• _Material to process_

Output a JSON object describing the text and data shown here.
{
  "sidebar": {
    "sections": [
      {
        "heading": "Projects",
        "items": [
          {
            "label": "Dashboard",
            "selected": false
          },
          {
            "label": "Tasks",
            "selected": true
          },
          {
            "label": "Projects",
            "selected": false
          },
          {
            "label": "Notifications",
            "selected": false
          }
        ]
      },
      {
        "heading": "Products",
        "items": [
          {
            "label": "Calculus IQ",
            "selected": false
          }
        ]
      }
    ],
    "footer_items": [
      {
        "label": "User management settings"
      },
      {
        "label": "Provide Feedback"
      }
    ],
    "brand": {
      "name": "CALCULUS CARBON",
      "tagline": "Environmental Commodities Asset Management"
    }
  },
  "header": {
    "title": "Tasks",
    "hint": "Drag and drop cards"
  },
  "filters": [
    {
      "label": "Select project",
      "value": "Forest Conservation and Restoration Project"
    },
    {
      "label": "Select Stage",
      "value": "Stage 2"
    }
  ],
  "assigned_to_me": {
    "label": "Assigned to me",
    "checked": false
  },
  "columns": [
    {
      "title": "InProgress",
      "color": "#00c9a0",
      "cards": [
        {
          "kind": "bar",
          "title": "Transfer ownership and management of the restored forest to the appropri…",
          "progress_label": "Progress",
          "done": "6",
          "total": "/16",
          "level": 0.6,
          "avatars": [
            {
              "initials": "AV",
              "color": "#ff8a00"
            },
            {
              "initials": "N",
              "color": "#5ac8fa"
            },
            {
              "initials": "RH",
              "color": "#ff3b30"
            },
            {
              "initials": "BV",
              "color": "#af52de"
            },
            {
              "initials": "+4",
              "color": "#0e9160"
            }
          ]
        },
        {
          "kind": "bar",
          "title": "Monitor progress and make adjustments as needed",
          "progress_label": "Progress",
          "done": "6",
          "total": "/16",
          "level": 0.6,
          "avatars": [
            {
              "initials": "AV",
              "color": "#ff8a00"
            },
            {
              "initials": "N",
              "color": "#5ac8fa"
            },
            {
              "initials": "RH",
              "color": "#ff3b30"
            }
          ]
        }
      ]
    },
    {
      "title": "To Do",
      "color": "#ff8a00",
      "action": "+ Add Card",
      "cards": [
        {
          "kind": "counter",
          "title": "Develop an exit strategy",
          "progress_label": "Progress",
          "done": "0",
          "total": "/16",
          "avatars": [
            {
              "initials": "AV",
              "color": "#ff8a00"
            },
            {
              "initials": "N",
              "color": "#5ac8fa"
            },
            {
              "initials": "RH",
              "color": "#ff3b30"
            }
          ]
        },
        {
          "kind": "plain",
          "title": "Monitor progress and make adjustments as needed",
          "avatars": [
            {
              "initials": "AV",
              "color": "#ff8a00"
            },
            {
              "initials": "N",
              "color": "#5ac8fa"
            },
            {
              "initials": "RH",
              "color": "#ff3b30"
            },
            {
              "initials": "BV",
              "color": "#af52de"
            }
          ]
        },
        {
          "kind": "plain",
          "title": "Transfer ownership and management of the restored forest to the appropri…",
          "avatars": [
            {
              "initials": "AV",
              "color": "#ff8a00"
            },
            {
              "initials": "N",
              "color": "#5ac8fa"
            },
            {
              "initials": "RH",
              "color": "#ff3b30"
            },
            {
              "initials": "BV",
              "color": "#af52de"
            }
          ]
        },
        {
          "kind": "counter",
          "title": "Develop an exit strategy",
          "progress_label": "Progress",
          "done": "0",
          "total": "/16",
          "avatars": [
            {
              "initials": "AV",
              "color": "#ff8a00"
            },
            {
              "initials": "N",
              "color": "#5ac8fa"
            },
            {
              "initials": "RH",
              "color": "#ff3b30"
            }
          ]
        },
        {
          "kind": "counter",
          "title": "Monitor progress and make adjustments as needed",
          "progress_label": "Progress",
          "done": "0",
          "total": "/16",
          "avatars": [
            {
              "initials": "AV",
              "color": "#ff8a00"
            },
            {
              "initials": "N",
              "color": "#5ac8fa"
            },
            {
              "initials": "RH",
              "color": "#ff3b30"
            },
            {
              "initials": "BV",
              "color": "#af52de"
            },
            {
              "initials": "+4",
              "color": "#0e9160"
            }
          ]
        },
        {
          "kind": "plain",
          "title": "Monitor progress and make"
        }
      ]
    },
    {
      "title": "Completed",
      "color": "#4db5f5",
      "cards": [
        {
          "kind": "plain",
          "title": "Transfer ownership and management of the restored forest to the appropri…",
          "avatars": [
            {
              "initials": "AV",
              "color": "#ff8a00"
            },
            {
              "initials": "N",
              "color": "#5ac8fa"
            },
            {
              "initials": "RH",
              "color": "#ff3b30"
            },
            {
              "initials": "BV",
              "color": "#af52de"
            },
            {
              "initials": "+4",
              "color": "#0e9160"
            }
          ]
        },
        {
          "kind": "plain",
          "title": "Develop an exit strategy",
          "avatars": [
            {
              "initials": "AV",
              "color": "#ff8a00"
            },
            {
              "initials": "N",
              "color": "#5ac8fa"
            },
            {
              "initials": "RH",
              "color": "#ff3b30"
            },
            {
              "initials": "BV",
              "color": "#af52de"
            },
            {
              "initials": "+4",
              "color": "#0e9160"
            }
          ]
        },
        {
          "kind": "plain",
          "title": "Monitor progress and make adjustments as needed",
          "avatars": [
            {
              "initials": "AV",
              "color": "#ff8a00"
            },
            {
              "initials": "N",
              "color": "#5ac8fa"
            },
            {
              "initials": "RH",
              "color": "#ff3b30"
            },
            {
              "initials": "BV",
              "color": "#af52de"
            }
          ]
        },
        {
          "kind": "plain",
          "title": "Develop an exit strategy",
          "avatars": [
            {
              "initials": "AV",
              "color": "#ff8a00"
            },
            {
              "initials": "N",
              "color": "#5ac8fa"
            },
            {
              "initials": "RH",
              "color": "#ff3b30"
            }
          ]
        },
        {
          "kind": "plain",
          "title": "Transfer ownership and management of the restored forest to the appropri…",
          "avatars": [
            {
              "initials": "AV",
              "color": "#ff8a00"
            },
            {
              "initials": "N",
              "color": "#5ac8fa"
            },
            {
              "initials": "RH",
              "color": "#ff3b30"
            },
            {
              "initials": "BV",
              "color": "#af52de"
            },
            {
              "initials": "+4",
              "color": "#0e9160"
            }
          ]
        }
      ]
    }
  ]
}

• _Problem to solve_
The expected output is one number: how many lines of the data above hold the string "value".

• _Result of the exercise_
2